Pooled effect sizes and corresponding 95% CIs were calculated with a random-effects model and tested with a mixed-effects model. Heterogeneity was assessed using the Cochran Q and I2 statistics. Stratified analysis of studies by type of intervention (individual or family) and length of follow-up was conducted. Duval and Tweedie's trim-and-fill method was used to examine studies based on any asymmetric pattern. Publication bias was assessed using Egger's test and visual examination of funnel plots.

Results of the review

Sixteen studies were included in the review: 14 described as randomised controlled trials (RCTs) appeared to use randomisation; and two reported to use a quasi-experimental design with no randomisation. Nine studies had a duration of follow-up that ranged from six to 11 months. Only six studies reported a follow-up completion rate of 85% to 100%.

Interventions significantly reduced overall adolescent alcohol use (ES -0.62, 95% CI -0.83 to -0.40). Stratified analyses revealed larger effects for individual treatment (ES -0.75, 95% CI -1.10 to -0.40) compared with family-based treatments (ES -0.46, 95% CI -0.66 to -0.26). Overall intervention effects decreased as length of follow-up increased (six months or less ES -0.66, 95% CI -0.95 to -0.38 and longer than six months ES -0.50, 95% CI -0.68 to -0.32). Tests suggested that publication bias was minimal.

Authors' conclusions

Treatments for adolescent substance abuse appeared to be effective in reducing alcohol use. Individual-only interventions had larger effect sizes than family-based interventions. Effect sizes decreased as length of follow-up increased. Behaviour-oriented treatments demonstrated promise in attaining long-term effects.

CRD commentary

The review question was clearly defined with appropriate inclusion criteria.
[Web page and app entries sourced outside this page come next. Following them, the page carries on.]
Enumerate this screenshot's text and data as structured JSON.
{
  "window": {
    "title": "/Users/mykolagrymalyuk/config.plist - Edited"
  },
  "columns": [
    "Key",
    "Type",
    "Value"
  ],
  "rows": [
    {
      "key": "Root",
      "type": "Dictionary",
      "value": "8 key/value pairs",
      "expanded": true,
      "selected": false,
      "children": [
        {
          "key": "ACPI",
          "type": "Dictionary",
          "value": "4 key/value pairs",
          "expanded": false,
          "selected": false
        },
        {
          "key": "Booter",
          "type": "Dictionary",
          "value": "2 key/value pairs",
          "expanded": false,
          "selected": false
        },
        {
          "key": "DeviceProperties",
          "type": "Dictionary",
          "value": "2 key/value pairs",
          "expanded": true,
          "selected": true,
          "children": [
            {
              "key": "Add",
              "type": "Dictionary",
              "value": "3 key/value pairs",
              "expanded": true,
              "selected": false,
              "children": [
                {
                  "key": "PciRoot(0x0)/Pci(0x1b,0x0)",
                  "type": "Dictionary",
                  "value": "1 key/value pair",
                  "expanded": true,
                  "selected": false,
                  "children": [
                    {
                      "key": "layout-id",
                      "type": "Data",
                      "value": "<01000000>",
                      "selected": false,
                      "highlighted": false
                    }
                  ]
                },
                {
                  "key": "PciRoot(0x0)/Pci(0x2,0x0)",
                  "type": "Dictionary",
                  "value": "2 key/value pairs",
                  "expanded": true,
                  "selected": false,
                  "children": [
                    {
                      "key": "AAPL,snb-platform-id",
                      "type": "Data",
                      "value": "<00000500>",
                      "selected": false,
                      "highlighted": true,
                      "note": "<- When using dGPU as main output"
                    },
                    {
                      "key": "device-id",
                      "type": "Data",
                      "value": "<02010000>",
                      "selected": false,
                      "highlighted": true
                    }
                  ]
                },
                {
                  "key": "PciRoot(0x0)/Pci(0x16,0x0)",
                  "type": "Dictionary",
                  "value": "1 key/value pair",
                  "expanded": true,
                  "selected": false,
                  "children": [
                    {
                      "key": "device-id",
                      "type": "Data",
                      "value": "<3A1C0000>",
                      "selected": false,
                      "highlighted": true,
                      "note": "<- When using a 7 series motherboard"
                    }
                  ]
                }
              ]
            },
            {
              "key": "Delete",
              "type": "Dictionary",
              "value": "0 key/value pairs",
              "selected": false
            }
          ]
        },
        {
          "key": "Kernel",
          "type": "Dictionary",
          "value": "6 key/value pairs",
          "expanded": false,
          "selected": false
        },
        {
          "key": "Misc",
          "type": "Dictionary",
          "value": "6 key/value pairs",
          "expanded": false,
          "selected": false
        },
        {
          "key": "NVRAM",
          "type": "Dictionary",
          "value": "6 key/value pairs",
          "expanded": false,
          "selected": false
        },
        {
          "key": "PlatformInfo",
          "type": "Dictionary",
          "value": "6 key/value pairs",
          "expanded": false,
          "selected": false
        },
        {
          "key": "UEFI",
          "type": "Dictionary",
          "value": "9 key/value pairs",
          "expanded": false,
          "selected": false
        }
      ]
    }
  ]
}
Several relevant sources were searched and efforts were made to reduce publication bias. It was unclear whether steps were taken to reduce language bias. Validity was assessed and results of the assessment were partially reported. Most of the included studies were RCTs. Adequacy of randomisation and concealment of allocation were not assessed and so study quality was unclear. Appropriate methods were used to reduce reviewer error and bias throughout the review process. Studies were combined in a meta-analysis. The authors appropriately identified a limitation of pooling studies that had differing outcomes, control groups and study designs. All the included studies were conducted in USA and the results may not be generalisable to other cultural settings. Caution should be noted with regard to the stated differences between individual and family interventions and between follow-up durations as the confidence intervals overlapped in both cases. The authors' conclusions reflected the evidence presented, but the conclusion's reliability should be viewed with caution given potential for publication bias, limitations of pooling studies with different outcomes, control groups and designs and overlapping results for groups.

Implications of the review for practice and research

Practice: The authors did not state any implications for practice.

Research: The authors stated that further research was required to assess the effectiveness of brief interventions on alcohol reduction for adolescents and understand mechanisms that produce change.

Funding

Donald D. Hammill Foundation.

Bibliographic details

Tripodi SJ, Bender K, Litschge C, Vaughn MG. Interventions for reducing adolescent alcohol abuse: a meta-analytic review. Archives of Pediatrics and Adolescent Medicine 2010; 164(1): 85-91. [PubMed: 20048247]

Indexing Status

Subject indexing assigned by NLM

MeSH

Adolescent; Alcohol Drinking /prevention & control; Alcoholism /prevention & control; Cognitive Therapy; Family Therapy; Humans; Treatment Outcome

AccessionNumber

12010000972

Database entry date

22/09/2010

Record Status

This is a critical abstract of a systematic review that meets the criteria for inclusion on DARE. Each critical abstract contains a brief summary of the review methods, results and conclusions followed by a detailed critical assessment on the reliability of the review and the conclusions drawn.

CRD has determined that this article meets the DARE scientific quality criteria for a systematic review.

Copyright © 2014 University of York.

PMID: 20048247